> Exercise
Every line of the material below should be output exactly as written, with the images skipped.
☆ ☆ ☆ ☆ ☆
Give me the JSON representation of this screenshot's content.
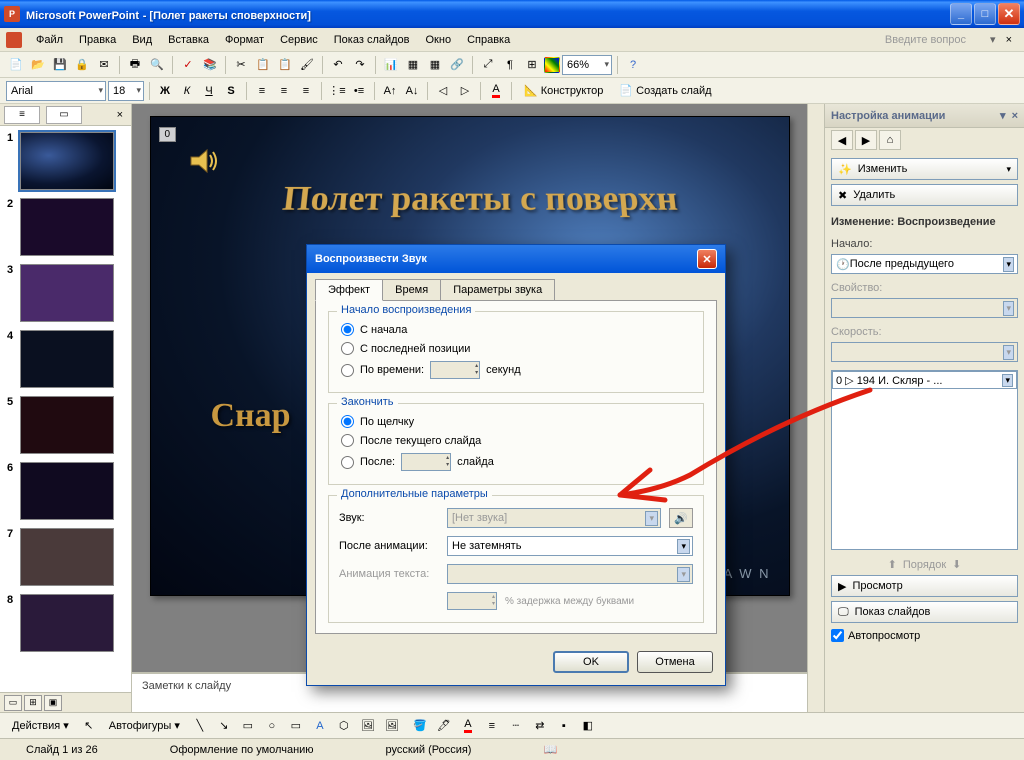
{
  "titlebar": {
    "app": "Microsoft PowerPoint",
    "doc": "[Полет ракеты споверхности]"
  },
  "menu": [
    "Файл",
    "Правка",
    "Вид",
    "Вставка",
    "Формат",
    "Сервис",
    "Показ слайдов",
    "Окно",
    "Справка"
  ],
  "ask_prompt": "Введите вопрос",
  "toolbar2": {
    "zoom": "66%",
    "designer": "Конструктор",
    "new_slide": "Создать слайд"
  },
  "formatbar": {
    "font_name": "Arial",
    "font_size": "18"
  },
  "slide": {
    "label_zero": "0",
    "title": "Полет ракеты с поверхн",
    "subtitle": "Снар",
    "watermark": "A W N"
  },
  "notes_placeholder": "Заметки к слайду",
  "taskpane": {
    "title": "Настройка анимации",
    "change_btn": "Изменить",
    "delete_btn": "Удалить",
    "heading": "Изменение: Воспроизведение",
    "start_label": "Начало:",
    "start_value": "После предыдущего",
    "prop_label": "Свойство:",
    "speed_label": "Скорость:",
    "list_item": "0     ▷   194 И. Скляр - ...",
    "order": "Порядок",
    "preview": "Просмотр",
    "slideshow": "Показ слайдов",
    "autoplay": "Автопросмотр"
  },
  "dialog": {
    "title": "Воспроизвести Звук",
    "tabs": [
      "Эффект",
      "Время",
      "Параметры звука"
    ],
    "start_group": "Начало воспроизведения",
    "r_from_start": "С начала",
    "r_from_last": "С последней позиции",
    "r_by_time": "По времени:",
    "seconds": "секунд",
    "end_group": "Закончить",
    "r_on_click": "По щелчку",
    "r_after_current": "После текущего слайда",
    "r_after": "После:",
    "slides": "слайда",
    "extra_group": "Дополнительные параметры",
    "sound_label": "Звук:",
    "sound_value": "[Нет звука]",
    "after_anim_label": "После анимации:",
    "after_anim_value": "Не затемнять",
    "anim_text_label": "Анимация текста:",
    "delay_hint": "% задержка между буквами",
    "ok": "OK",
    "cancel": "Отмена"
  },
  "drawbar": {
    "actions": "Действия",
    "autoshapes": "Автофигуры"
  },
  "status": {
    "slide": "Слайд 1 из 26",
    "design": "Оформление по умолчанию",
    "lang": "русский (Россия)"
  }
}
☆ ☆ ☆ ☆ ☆
> Exercise output
Give me the JSON representation of this screenshot's content.
{
  "titlebar": {
    "app": "Microsoft PowerPoint",
    "doc": "[Полет ракеты споверхности]"
  },
  "menu": [
    "Файл",
    "Правка",
    "Вид",
    "Вставка",
    "Формат",
    "Сервис",
    "Показ слайдов",
    "Окно",
    "Справка"
  ],
  "ask_prompt": "Введите вопрос",
  "toolbar2": {
    "zoom": "66%",
    "designer": "Конструктор",
    "new_slide": "Создать слайд"
  },
  "formatbar": {
    "font_name": "Arial",
    "font_size": "18"
  },
  "slide": {
    "label_zero": "0",
    "title": "Полет ракеты с поверхн",
    "subtitle": "Снар",
    "watermark": "A W N"
  },
  "notes_placeholder": "Заметки к слайду",
  "taskpane": {
    "title": "Настройка анимации",
    "change_btn": "Изменить",
    "delete_btn": "Удалить",
    "heading": "Изменение: Воспроизведение",
    "start_label": "Начало:",
    "start_value": "После предыдущего",
    "prop_label": "Свойство:",
    "speed_label": "Скорость:",
    "list_item": "0     ▷   194 И. Скляр - ...",
    "order": "Порядок",
    "preview": "Просмотр",
    "slideshow": "Показ слайдов",
    "autoplay": "Автопросмотр"
  },
  "dialog": {
    "title": "Воспроизвести Звук",
    "tabs": [
      "Эффект",
      "Время",
      "Параметры звука"
    ],
    "start_group": "Начало воспроизведения",
    "r_from_start": "С начала",
    "r_from_last": "С последней позиции",
    "r_by_time": "По времени:",
    "seconds": "секунд",
    "end_group": "Закончить",
    "r_on_click": "По щелчку",
    "r_after_current": "После текущего слайда",
    "r_after": "После:",
    "slides": "слайда",
    "extra_group": "Дополнительные параметры",
    "sound_label": "Звук:",
    "sound_value": "[Нет звука]",
    "after_anim_label": "После анимации:",
    "after_anim_value": "Не затемнять",
    "anim_text_label": "Анимация текста:",
    "delay_hint": "% задержка между буквами",
    "ok": "OK",
    "cancel": "Отмена"
  },
  "drawbar": {
    "actions": "Действия",
    "autoshapes": "Автофигуры"
  },
  "status": {
    "slide": "Слайд 1 из 26",
    "design": "Оформление по умолчанию",
    "lang": "русский (Россия)"
  }
}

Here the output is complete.